## TASK TO CARRY OUT
For each line below, write it out exactly as it appears.
- - -
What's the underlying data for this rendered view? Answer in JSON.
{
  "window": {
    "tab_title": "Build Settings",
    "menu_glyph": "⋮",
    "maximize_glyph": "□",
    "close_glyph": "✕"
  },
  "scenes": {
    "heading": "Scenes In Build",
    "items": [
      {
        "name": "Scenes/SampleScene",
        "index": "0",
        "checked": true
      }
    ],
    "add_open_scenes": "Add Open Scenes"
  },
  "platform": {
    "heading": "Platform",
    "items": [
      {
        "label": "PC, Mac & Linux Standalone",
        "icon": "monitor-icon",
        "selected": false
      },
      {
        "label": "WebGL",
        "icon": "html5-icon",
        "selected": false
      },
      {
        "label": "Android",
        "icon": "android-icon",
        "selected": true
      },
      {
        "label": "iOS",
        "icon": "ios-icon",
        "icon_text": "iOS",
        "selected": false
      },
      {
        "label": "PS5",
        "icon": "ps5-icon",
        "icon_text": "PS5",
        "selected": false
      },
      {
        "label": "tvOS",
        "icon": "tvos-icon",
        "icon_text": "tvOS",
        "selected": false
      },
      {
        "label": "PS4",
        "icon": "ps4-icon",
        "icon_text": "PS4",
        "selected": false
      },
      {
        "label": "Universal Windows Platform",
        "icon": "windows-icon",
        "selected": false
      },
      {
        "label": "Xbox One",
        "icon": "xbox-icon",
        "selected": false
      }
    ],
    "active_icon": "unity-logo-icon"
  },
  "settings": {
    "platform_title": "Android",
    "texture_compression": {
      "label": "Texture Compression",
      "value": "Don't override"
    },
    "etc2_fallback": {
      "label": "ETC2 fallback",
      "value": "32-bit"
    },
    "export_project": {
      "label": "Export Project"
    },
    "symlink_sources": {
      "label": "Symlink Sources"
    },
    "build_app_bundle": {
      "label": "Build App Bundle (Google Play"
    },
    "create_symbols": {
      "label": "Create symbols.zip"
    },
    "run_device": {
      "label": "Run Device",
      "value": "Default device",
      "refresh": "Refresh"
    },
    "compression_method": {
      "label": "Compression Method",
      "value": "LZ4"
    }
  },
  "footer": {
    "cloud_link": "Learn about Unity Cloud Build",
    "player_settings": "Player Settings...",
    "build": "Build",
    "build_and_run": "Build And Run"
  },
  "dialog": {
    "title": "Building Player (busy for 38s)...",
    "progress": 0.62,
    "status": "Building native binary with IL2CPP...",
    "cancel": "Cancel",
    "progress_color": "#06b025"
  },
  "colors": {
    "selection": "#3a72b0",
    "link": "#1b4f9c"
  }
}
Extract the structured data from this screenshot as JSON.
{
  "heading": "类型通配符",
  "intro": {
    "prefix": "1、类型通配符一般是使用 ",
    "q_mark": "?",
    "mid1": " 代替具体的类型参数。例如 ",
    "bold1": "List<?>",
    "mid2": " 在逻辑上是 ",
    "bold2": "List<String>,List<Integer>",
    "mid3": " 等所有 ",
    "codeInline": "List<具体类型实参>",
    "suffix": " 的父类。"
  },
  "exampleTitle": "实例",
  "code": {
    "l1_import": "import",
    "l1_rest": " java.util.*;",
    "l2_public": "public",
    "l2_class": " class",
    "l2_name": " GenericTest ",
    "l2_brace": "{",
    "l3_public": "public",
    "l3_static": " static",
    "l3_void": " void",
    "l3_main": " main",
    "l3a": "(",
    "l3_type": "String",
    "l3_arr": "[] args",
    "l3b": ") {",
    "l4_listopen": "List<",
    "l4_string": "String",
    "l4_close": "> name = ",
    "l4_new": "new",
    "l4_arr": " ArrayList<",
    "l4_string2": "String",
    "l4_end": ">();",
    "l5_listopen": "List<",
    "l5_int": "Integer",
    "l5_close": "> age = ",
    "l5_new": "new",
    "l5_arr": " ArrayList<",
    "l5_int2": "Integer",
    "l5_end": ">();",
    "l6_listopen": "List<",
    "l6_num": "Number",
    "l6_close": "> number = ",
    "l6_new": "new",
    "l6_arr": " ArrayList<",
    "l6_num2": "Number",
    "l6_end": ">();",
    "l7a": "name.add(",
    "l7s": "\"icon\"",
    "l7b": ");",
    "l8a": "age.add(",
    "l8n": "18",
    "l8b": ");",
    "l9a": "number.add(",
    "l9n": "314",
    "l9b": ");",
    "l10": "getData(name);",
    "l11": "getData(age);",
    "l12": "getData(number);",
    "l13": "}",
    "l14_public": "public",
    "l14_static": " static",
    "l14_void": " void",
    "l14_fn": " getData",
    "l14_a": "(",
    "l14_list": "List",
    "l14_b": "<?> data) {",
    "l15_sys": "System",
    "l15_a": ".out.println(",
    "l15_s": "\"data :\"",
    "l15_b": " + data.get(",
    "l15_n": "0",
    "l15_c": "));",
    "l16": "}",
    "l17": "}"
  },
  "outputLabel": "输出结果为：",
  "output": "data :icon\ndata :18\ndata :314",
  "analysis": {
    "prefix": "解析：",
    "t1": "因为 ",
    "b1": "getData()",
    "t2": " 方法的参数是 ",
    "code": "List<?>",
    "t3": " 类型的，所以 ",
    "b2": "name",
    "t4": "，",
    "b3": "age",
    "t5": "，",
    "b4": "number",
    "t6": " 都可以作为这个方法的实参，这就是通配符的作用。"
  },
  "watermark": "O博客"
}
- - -
## ANSWER TO THE EXERCISE
What's the underlying data for this rendered view? Answer in JSON.
{
  "window": {
    "tab_title": "Build Settings",
    "menu_glyph": "⋮",
    "maximize_glyph": "□",
    "close_glyph": "✕"
  },
  "scenes": {
    "heading": "Scenes In Build",
    "items": [
      {
        "name": "Scenes/SampleScene",
        "index": "0",
        "checked": true
      }
    ],
    "add_open_scenes": "Add Open Scenes"
  },
  "platform": {
    "heading": "Platform",
    "items": [
      {
        "label": "PC, Mac & Linux Standalone",
        "icon": "monitor-icon",
        "selected": false
      },
      {
        "label": "WebGL",
        "icon": "html5-icon",
        "selected": false
      },
      {
        "label": "Android",
        "icon": "android-icon",
        "selected": true
      },
      {
        "label": "iOS",
        "icon": "ios-icon",
        "icon_text": "iOS",
        "selected": false
      },
      {
        "label": "PS5",
        "icon": "ps5-icon",
        "icon_text": "PS5",
        "selected": false
      },
      {
        "label": "tvOS",
        "icon": "tvos-icon",
        "icon_text": "tvOS",
        "selected": false
      },
      {
        "label": "PS4",
        "icon": "ps4-icon",
        "icon_text": "PS4",
        "selected": false
      },
      {
        "label": "Universal Windows Platform",
        "icon": "windows-icon",
        "selected": false
      },
      {
        "label": "Xbox One",
        "icon": "xbox-icon",
        "selected": false
      }
    ],
    "active_icon": "unity-logo-icon"
  },
  "settings": {
    "platform_title": "Android",
    "texture_compression": {
      "label": "Texture Compression",
      "value": "Don't override"
    },
    "etc2_fallback": {
      "label": "ETC2 fallback",
      "value": "32-bit"
    },
    "export_project": {
      "label": "Export Project"
    },
    "symlink_sources": {
      "label": "Symlink Sources"
    },
    "build_app_bundle": {
      "label": "Build App Bundle (Google Play"
    },
    "create_symbols": {
      "label": "Create symbols.zip"
    },
    "run_device": {
      "label": "Run Device",
      "value": "Default device",
      "refresh": "Refresh"
    },
    "compression_method": {
      "label": "Compression Method",
      "value": "LZ4"
    }
  },
  "footer": {
    "cloud_link": "Learn about Unity Cloud Build",
    "player_settings": "Player Settings...",
    "build": "Build",
    "build_and_run": "Build And Run"
  },
  "dialog": {
    "title": "Building Player (busy for 38s)...",
    "progress": 0.62,
    "status": "Building native binary with IL2CPP...",
    "cancel": "Cancel",
    "progress_color": "#06b025"
  },
  "colors": {
    "selection": "#3a72b0",
    "link": "#1b4f9c"
  }
}
Extract the structured data from this screenshot as JSON.
{
  "heading": "类型通配符",
  "intro": {
    "prefix": "1、类型通配符一般是使用 ",
    "q_mark": "?",
    "mid1": " 代替具体的类型参数。例如 ",
    "bold1": "List<?>",
    "mid2": " 在逻辑上是 ",
    "bold2": "List<String>,List<Integer>",
    "mid3": " 等所有 ",
    "codeInline": "List<具体类型实参>",
    "suffix": " 的父类。"
  },
  "exampleTitle": "实例",
  "code": {
    "l1_import": "import",
    "l1_rest": " java.util.*;",
    "l2_public": "public",
    "l2_class": " class",
    "l2_name": " GenericTest ",
    "l2_brace": "{",
    "l3_public": "public",
    "l3_static": " static",
    "l3_void": " void",
    "l3_main": " main",
    "l3a": "(",
    "l3_type": "String",
    "l3_arr": "[] args",
    "l3b": ") {",
    "l4_listopen": "List<",
    "l4_string": "String",
    "l4_close": "> name = ",
    "l4_new": "new",
    "l4_arr": " ArrayList<",
    "l4_string2": "String",
    "l4_end": ">();",
    "l5_listopen": "List<",
    "l5_int": "Integer",
    "l5_close": "> age = ",
    "l5_new": "new",
    "l5_arr": " ArrayList<",
    "l5_int2": "Integer",
    "l5_end": ">();",
    "l6_listopen": "List<",
    "l6_num": "Number",
    "l6_close": "> number = ",
    "l6_new": "new",
    "l6_arr": " ArrayList<",
    "l6_num2": "Number",
    "l6_end": ">();",
    "l7a": "name.add(",
    "l7s": "\"icon\"",
    "l7b": ");",
    "l8a": "age.add(",
    "l8n": "18",
    "l8b": ");",
    "l9a": "number.add(",
    "l9n": "314",
    "l9b": ");",
    "l10": "getData(name);",
    "l11": "getData(age);",
    "l12": "getData(number);",
    "l13": "}",
    "l14_public": "public",
    "l14_static": " static",
    "l14_void": " void",
    "l14_fn": " getData",
    "l14_a": "(",
    "l14_list": "List",
    "l14_b": "<?> data) {",
    "l15_sys": "System",
    "l15_a": ".out.println(",
    "l15_s": "\"data :\"",
    "l15_b": " + data.get(",
    "l15_n": "0",
    "l15_c": "));",
    "l16": "}",
    "l17": "}"
  },
  "outputLabel": "输出结果为：",
  "output": "data :icon\ndata :18\ndata :314",
  "analysis": {
    "prefix": "解析：",
    "t1": "因为 ",
    "b1": "getData()",
    "t2": " 方法的参数是 ",
    "code": "List<?>",
    "t3": " 类型的，所以 ",
    "b2": "name",
    "t4": "，",
    "b3": "age",
    "t5": "，",
    "b4": "number",
    "t6": " 都可以作为这个方法的实参，这就是通配符的作用。"
  },
  "watermark": "O博客"
}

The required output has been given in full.